BEGIN Given entries

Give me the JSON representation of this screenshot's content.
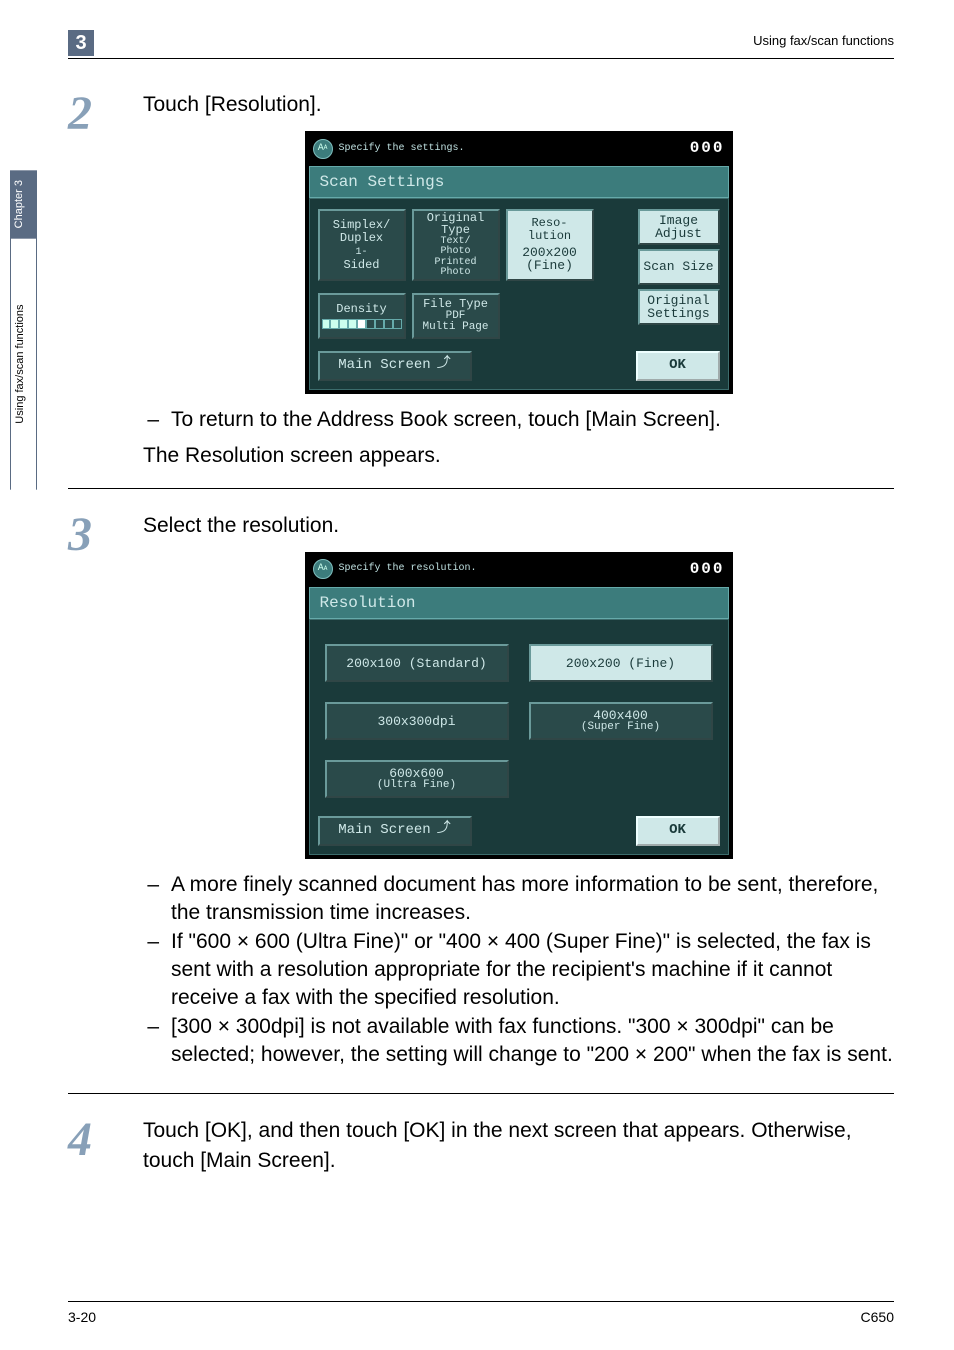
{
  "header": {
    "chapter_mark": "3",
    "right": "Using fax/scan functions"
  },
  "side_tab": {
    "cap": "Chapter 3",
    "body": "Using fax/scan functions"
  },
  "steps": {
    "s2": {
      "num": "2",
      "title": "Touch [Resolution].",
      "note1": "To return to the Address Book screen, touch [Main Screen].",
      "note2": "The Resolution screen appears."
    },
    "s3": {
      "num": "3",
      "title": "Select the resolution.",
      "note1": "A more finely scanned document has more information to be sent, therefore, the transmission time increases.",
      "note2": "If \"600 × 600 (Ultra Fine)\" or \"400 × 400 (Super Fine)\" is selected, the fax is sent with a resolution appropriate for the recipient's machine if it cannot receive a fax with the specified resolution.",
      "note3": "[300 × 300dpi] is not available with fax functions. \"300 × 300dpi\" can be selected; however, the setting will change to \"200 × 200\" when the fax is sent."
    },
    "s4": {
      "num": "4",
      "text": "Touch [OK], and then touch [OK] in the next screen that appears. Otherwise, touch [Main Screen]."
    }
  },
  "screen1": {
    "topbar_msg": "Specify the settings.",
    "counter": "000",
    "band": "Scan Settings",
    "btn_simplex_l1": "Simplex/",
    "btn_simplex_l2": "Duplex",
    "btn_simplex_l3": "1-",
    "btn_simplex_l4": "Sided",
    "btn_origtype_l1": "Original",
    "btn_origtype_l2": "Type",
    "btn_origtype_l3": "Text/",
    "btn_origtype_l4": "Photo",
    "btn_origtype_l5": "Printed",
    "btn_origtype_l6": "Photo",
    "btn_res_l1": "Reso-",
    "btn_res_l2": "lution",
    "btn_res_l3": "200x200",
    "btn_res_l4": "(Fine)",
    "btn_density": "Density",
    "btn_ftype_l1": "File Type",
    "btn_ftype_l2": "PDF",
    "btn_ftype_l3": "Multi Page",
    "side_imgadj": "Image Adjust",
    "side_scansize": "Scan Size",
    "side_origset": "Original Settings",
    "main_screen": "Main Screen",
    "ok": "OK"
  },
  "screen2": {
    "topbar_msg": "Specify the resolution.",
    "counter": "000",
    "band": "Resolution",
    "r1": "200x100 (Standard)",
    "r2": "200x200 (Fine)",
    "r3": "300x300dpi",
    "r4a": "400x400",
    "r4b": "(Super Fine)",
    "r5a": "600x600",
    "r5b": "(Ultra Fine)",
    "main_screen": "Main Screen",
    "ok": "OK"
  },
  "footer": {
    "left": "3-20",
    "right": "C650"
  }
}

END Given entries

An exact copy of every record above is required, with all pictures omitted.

# Output for this task
Give me the JSON representation of this screenshot's content.
{
  "header": {
    "chapter_mark": "3",
    "right": "Using fax/scan functions"
  },
  "side_tab": {
    "cap": "Chapter 3",
    "body": "Using fax/scan functions"
  },
  "steps": {
    "s2": {
      "num": "2",
      "title": "Touch [Resolution].",
      "note1": "To return to the Address Book screen, touch [Main Screen].",
      "note2": "The Resolution screen appears."
    },
    "s3": {
      "num": "3",
      "title": "Select the resolution.",
      "note1": "A more finely scanned document has more information to be sent, therefore, the transmission time increases.",
      "note2": "If \"600 × 600 (Ultra Fine)\" or \"400 × 400 (Super Fine)\" is selected, the fax is sent with a resolution appropriate for the recipient's machine if it cannot receive a fax with the specified resolution.",
      "note3": "[300 × 300dpi] is not available with fax functions. \"300 × 300dpi\" can be selected; however, the setting will change to \"200 × 200\" when the fax is sent."
    },
    "s4": {
      "num": "4",
      "text": "Touch [OK], and then touch [OK] in the next screen that appears. Otherwise, touch [Main Screen]."
    }
  },
  "screen1": {
    "topbar_msg": "Specify the settings.",
    "counter": "000",
    "band": "Scan Settings",
    "btn_simplex_l1": "Simplex/",
    "btn_simplex_l2": "Duplex",
    "btn_simplex_l3": "1-",
    "btn_simplex_l4": "Sided",
    "btn_origtype_l1": "Original",
    "btn_origtype_l2": "Type",
    "btn_origtype_l3": "Text/",
    "btn_origtype_l4": "Photo",
    "btn_origtype_l5": "Printed",
    "btn_origtype_l6": "Photo",
    "btn_res_l1": "Reso-",
    "btn_res_l2": "lution",
    "btn_res_l3": "200x200",
    "btn_res_l4": "(Fine)",
    "btn_density": "Density",
    "btn_ftype_l1": "File Type",
    "btn_ftype_l2": "PDF",
    "btn_ftype_l3": "Multi Page",
    "side_imgadj": "Image Adjust",
    "side_scansize": "Scan Size",
    "side_origset": "Original Settings",
    "main_screen": "Main Screen",
    "ok": "OK"
  },
  "screen2": {
    "topbar_msg": "Specify the resolution.",
    "counter": "000",
    "band": "Resolution",
    "r1": "200x100 (Standard)",
    "r2": "200x200 (Fine)",
    "r3": "300x300dpi",
    "r4a": "400x400",
    "r4b": "(Super Fine)",
    "r5a": "600x600",
    "r5b": "(Ultra Fine)",
    "main_screen": "Main Screen",
    "ok": "OK"
  },
  "footer": {
    "left": "3-20",
    "right": "C650"
  }
}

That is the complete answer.